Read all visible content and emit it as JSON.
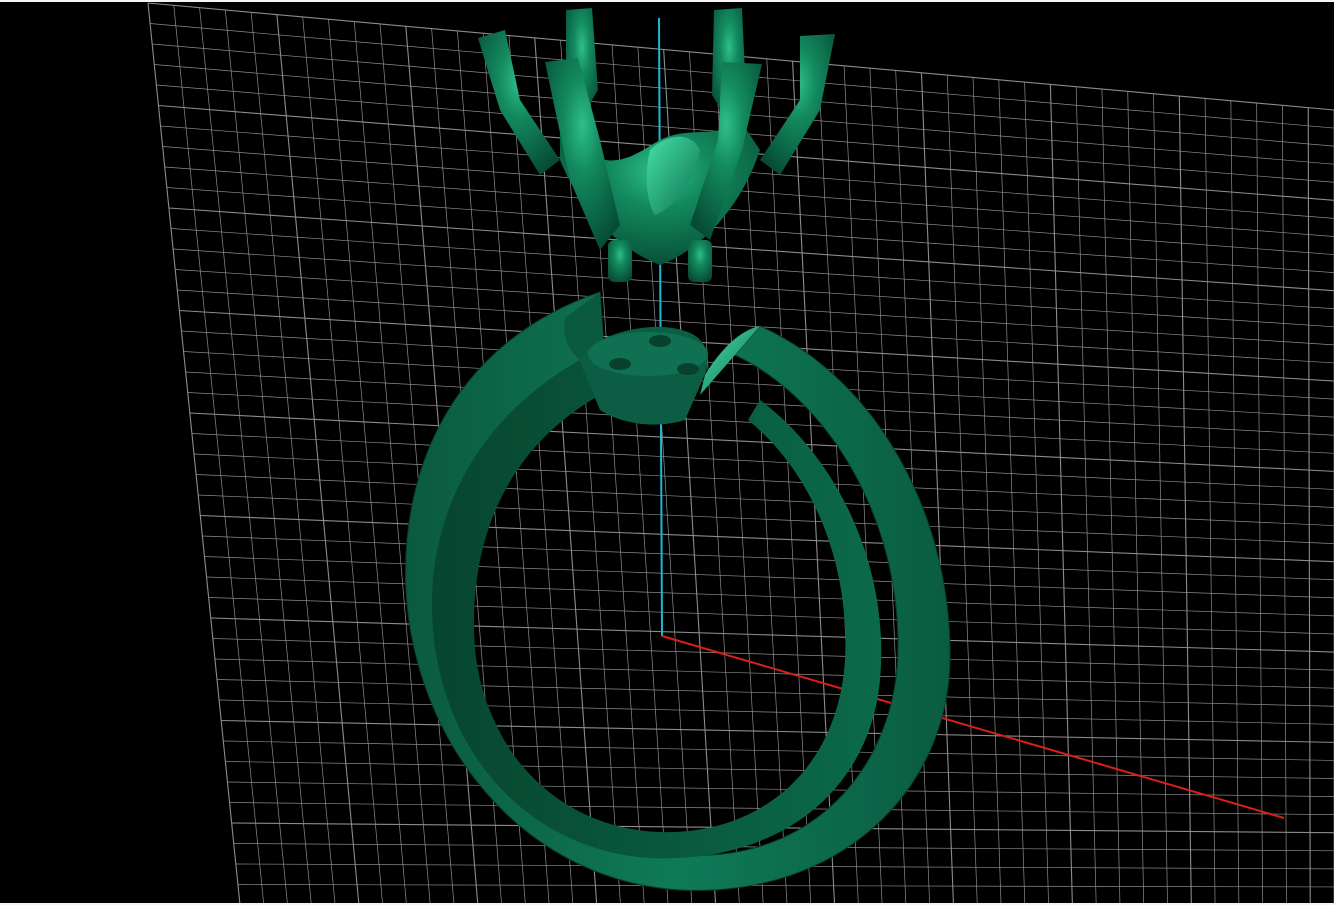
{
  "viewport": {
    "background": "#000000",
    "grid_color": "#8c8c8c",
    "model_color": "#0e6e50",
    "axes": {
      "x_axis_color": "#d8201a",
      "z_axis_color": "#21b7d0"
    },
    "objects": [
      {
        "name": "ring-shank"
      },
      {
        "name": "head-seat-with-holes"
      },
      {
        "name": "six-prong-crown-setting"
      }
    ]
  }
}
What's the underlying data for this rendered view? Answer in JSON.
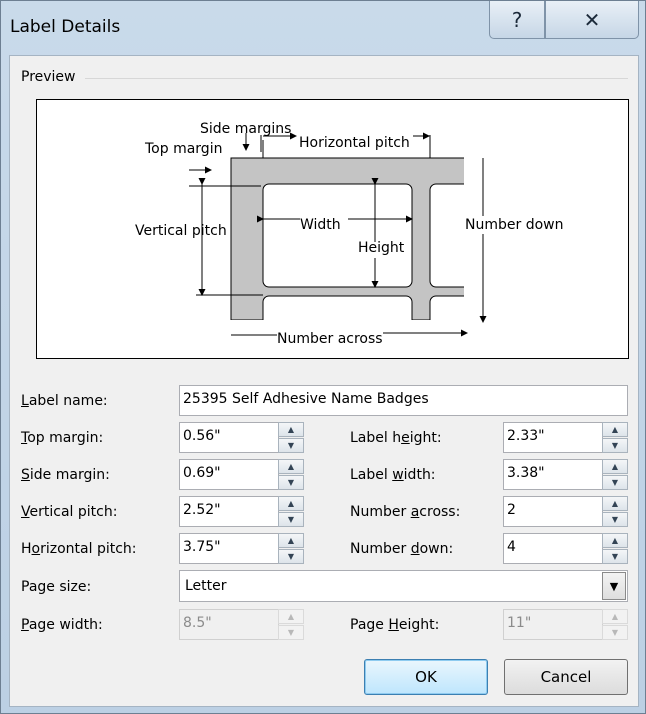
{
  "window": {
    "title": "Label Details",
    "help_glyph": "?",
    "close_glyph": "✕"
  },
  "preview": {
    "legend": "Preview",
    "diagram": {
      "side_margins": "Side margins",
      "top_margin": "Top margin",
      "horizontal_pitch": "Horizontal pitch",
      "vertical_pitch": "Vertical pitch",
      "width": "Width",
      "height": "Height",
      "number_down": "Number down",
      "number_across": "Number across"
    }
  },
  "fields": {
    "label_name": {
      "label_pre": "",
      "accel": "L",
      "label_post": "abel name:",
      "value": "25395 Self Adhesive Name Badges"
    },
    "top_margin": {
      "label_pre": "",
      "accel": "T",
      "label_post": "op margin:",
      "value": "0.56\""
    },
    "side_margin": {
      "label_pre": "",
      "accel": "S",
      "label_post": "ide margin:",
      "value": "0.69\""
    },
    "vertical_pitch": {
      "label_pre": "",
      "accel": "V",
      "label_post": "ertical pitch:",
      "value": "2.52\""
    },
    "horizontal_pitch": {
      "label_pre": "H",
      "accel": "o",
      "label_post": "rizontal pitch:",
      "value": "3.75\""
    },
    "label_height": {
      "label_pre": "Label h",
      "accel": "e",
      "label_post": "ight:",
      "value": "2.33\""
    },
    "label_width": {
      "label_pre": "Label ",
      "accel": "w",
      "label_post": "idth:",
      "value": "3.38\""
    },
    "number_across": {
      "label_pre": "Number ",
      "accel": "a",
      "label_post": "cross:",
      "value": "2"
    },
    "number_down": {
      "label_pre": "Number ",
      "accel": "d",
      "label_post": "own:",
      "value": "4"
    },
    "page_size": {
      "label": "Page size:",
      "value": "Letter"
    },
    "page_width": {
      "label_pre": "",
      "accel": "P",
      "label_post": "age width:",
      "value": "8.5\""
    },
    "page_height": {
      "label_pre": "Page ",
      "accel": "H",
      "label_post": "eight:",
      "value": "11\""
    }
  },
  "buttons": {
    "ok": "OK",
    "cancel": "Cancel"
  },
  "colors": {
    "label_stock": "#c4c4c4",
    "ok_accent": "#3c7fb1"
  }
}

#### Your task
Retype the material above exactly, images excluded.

#### Exercise answer
Read all visible content and emit it as JSON.
{
  "viewport": {
    "background": "#000000",
    "grid_color": "#8c8c8c",
    "model_color": "#0e6e50",
    "axes": {
      "x_axis_color": "#d8201a",
      "z_axis_color": "#21b7d0"
    },
    "objects": [
      {
        "name": "ring-shank"
      },
      {
        "name": "head-seat-with-holes"
      },
      {
        "name": "six-prong-crown-setting"
      }
    ]
  }
}
What's the underlying data for this rendered view? Answer in JSON.
{
  "window": {
    "title": "Label Details",
    "help_glyph": "?",
    "close_glyph": "✕"
  },
  "preview": {
    "legend": "Preview",
    "diagram": {
      "side_margins": "Side margins",
      "top_margin": "Top margin",
      "horizontal_pitch": "Horizontal pitch",
      "vertical_pitch": "Vertical pitch",
      "width": "Width",
      "height": "Height",
      "number_down": "Number down",
      "number_across": "Number across"
    }
  },
  "fields": {
    "label_name": {
      "label_pre": "",
      "accel": "L",
      "label_post": "abel name:",
      "value": "25395 Self Adhesive Name Badges"
    },
    "top_margin": {
      "label_pre": "",
      "accel": "T",
      "label_post": "op margin:",
      "value": "0.56\""
    },
    "side_margin": {
      "label_pre": "",
      "accel": "S",
      "label_post": "ide margin:",
      "value": "0.69\""
    },
    "vertical_pitch": {
      "label_pre": "",
      "accel": "V",
      "label_post": "ertical pitch:",
      "value": "2.52\""
    },
    "horizontal_pitch": {
      "label_pre": "H",
      "accel": "o",
      "label_post": "rizontal pitch:",
      "value": "3.75\""
    },
    "label_height": {
      "label_pre": "Label h",
      "accel": "e",
      "label_post": "ight:",
      "value": "2.33\""
    },
    "label_width": {
      "label_pre": "Label ",
      "accel": "w",
      "label_post": "idth:",
      "value": "3.38\""
    },
    "number_across": {
      "label_pre": "Number ",
      "accel": "a",
      "label_post": "cross:",
      "value": "2"
    },
    "number_down": {
      "label_pre": "Number ",
      "accel": "d",
      "label_post": "own:",
      "value": "4"
    },
    "page_size": {
      "label": "Page size:",
      "value": "Letter"
    },
    "page_width": {
      "label_pre": "",
      "accel": "P",
      "label_post": "age width:",
      "value": "8.5\""
    },
    "page_height": {
      "label_pre": "Page ",
      "accel": "H",
      "label_post": "eight:",
      "value": "11\""
    }
  },
  "buttons": {
    "ok": "OK",
    "cancel": "Cancel"
  },
  "colors": {
    "label_stock": "#c4c4c4",
    "ok_accent": "#3c7fb1"
  }
}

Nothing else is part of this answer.